Challenging weather conditions looked ominous for Alsace this year, but the wines have turned out to enjoy good concentration with balancing high acidity. Quality is not as high as the 2007 vintage. The Crémants are amongst the best. 


Very good vintage, even earlier than 2003, with extremely healthy, ripe grapes.


Firm wines slightly lacking flesh.


Pure, expressive, well balanced wines with good ripeness.


Challenging vintage with quite a bit of rain.


Very difficult in view of the high temperatures. Acidity levels were so low that growers were, for once, allowed to add acid, though few of them really got the hang of it. Early maturing wines.


Fine weather at flowering followed an exceptionally cold winter so crop-thinning was necessary for high quality. The summer was much better than in most of France but rain in early October threatened the health of some grapes.


Flowering was extended by low temperatures. Late autumn warmth made up somewhat for a coolish summer and wet September, which robbed the region of a great vintage but there are some excellent wines drinking well now.


An exceptional vintage in every sense with a very early flowering and a very favourable growing season. A little rot of all sorts developed at the end of August and rains in October were sometimes heavy but good quantities of excellent wines, including late harvest styles, were produced.


Rain plagued the growing season and brought rot and mildew. Fine weather began in mid August and continued for a month so that careful vignerons looked forward to good quality but hopes were dashed by yet more rain.


Early harvest of very ripe grapes with some botrytis.


Some really excellent wines. Early harvest of very ripe grapes plus some outstanding sweet, later picked wines.


Solid but not desperately exciting wines.


Varied year in which those who picked low-yielding vineyards well after the rains made great Rieslings, some very ripe. Rot threatened everyday wines. Slightly reduced crop.


September rain, but impressive wines from those brave enough to pick late.


A good year: ripe wines of weight and intensity.


Better than most French regions: ripe, soft and forward.


A difficult year, rain hit the harvest and the wines are light and acidic.


A third wonderful year of classic, powerful, long-lived wines; the best still going strong.

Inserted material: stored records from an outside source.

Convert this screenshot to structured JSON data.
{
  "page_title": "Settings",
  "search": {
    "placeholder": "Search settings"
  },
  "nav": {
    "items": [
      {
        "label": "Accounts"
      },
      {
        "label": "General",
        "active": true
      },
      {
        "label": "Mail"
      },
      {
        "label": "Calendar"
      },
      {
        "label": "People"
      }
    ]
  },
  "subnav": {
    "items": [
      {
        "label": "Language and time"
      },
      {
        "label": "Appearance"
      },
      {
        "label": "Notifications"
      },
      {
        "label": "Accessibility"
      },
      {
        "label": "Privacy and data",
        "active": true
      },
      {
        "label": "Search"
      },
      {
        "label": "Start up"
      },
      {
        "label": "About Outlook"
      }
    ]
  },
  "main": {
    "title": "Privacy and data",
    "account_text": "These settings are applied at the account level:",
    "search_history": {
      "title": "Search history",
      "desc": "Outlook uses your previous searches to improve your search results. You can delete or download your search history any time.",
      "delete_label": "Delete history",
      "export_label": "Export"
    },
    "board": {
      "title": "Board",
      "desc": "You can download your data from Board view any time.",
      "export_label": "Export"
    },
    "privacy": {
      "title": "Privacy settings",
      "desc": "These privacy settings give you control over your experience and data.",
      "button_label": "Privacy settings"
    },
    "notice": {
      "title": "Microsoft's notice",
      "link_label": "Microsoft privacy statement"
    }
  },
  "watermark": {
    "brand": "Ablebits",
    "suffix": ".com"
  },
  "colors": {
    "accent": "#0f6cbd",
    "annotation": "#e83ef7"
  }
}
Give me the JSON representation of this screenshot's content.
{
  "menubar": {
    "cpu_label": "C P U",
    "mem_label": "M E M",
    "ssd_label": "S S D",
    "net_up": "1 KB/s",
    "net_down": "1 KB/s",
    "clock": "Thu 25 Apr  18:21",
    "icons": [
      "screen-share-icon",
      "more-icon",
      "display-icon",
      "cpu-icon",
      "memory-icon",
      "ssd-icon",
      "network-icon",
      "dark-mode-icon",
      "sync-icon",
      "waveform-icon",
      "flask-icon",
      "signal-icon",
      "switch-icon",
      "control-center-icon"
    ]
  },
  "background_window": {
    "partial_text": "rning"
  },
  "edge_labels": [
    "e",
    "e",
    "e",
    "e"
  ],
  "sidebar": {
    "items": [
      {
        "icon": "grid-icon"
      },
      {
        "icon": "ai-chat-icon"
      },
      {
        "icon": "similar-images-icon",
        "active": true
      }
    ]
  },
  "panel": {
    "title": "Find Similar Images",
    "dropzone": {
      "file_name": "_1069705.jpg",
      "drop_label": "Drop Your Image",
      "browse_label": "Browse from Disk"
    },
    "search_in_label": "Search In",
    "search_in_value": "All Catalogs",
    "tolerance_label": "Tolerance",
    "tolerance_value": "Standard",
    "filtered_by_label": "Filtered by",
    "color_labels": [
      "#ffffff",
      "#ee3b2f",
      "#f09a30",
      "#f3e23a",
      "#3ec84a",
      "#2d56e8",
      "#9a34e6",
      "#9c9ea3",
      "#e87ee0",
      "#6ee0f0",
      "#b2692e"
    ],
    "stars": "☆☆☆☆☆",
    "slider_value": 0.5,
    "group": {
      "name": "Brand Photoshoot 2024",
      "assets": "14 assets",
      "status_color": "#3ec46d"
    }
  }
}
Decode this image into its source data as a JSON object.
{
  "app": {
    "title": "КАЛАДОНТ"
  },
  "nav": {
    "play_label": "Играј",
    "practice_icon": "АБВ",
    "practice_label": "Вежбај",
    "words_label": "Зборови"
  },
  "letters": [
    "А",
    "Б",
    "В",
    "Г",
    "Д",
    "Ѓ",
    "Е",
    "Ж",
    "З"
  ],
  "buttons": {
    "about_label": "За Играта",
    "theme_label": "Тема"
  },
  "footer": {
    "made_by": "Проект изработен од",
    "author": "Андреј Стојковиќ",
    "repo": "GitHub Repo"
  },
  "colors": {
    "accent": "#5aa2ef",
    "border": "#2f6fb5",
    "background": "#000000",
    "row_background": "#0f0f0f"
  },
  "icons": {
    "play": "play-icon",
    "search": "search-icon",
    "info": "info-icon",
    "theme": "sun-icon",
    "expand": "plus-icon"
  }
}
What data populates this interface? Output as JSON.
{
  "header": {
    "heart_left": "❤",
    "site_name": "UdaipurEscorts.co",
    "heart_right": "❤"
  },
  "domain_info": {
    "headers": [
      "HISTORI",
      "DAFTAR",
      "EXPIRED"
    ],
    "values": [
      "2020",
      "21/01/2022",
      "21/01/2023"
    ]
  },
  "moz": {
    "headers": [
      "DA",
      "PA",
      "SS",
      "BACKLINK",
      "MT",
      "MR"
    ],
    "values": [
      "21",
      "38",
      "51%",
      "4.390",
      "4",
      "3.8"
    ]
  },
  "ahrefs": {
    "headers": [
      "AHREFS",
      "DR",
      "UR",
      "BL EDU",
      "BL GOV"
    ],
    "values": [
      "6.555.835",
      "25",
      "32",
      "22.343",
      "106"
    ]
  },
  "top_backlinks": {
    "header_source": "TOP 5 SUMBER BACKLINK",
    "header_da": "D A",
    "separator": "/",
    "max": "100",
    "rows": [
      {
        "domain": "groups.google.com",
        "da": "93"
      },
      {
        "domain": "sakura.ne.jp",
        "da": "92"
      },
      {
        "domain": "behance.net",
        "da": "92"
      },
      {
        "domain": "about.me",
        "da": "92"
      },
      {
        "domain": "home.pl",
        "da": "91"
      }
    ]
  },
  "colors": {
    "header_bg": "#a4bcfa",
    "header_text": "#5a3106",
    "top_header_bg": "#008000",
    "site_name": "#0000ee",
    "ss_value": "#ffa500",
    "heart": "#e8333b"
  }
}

Massive sugar levels produced a blockbuster vintage with many still thrilling botrytis-affected bottles.


Superb and intensely flavoured with the balance to last.


Beautiful and elegant, these have gained complexity with age.